Task requirements
Word for word, reproduce the data that follows.

[Page and application data records]
>>>>>

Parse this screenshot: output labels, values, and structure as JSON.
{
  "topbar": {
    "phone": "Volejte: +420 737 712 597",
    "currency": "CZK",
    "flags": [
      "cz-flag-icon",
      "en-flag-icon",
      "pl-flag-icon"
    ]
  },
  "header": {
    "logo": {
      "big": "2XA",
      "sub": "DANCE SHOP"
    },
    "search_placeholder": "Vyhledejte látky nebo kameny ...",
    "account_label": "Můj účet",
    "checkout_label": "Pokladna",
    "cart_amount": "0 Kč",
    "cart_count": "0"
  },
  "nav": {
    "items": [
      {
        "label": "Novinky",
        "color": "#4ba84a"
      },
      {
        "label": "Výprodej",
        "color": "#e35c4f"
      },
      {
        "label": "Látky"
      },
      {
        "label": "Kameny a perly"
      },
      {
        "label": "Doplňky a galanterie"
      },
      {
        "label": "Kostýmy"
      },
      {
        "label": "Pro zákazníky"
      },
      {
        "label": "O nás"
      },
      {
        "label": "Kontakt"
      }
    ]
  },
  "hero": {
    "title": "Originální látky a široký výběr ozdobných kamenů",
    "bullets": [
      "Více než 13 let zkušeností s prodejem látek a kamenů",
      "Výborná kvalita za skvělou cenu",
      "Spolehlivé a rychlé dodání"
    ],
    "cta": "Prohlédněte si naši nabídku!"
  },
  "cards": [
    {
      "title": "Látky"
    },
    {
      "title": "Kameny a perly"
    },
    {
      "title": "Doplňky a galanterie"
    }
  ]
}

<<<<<

Exercise answer
Parse this screenshot: output labels, values, and structure as JSON.
{
  "topbar": {
    "phone": "Volejte: +420 737 712 597",
    "currency": "CZK",
    "flags": [
      "cz-flag-icon",
      "en-flag-icon",
      "pl-flag-icon"
    ]
  },
  "header": {
    "logo": {
      "big": "2XA",
      "sub": "DANCE SHOP"
    },
    "search_placeholder": "Vyhledejte látky nebo kameny ...",
    "account_label": "Můj účet",
    "checkout_label": "Pokladna",
    "cart_amount": "0 Kč",
    "cart_count": "0"
  },
  "nav": {
    "items": [
      {
        "label": "Novinky",
        "color": "#4ba84a"
      },
      {
        "label": "Výprodej",
        "color": "#e35c4f"
      },
      {
        "label": "Látky"
      },
      {
        "label": "Kameny a perly"
      },
      {
        "label": "Doplňky a galanterie"
      },
      {
        "label": "Kostýmy"
      },
      {
        "label": "Pro zákazníky"
      },
      {
        "label": "O nás"
      },
      {
        "label": "Kontakt"
      }
    ]
  },
  "hero": {
    "title": "Originální látky a široký výběr ozdobných kamenů",
    "bullets": [
      "Více než 13 let zkušeností s prodejem látek a kamenů",
      "Výborná kvalita za skvělou cenu",
      "Spolehlivé a rychlé dodání"
    ],
    "cta": "Prohlédněte si naši nabídku!"
  },
  "cards": [
    {
      "title": "Látky"
    },
    {
      "title": "Kameny a perly"
    },
    {
      "title": "Doplňky a galanterie"
    }
  ]
}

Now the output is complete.